● TASK OBJECTIVE: If a line in the entries below contains the word "JSON", it counts; report how many such lines there are, and only that number.

(Page and application data records)
++++

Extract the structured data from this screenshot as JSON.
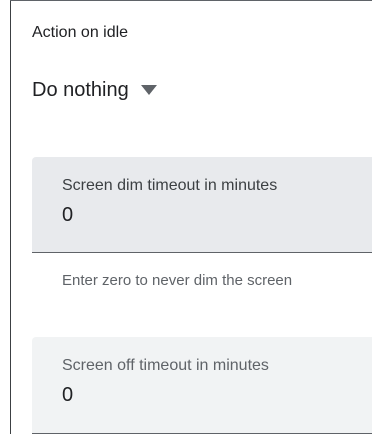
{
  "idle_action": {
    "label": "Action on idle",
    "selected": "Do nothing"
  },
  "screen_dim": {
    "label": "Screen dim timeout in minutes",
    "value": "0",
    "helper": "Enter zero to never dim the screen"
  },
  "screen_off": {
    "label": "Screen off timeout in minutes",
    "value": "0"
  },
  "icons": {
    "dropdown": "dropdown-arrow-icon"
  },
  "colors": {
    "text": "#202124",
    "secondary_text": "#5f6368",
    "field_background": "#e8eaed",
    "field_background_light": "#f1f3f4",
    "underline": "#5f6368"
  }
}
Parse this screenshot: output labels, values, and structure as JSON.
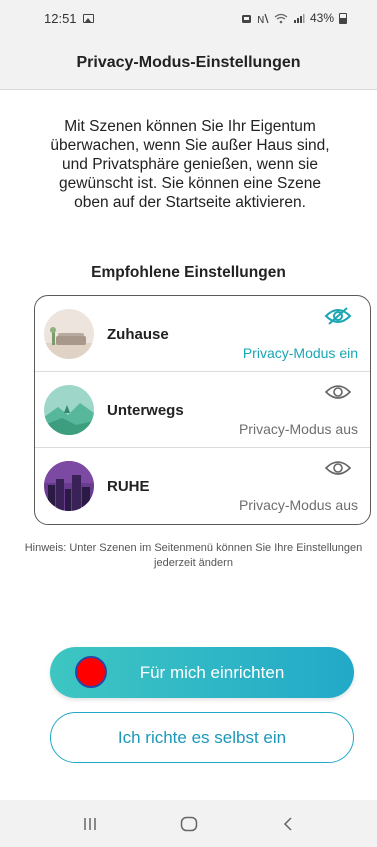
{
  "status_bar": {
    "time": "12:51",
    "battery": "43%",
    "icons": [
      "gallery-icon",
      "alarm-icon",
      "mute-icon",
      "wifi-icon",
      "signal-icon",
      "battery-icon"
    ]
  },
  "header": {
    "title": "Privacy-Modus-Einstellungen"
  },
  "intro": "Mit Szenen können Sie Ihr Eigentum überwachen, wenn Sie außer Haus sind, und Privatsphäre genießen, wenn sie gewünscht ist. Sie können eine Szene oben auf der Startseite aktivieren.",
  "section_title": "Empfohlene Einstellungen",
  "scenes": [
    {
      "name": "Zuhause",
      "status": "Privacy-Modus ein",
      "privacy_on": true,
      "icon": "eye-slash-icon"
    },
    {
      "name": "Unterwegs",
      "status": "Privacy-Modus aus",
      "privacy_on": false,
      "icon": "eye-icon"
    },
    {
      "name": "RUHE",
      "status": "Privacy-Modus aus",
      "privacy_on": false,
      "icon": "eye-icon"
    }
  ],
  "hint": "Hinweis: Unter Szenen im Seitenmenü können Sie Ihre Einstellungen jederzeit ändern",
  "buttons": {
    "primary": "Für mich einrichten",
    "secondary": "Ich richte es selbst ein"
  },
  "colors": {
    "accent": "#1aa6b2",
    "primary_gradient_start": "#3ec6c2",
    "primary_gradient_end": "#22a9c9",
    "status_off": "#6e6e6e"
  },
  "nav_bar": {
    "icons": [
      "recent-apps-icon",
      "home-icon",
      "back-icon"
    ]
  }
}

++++

● REPLY TO THE TASK: 2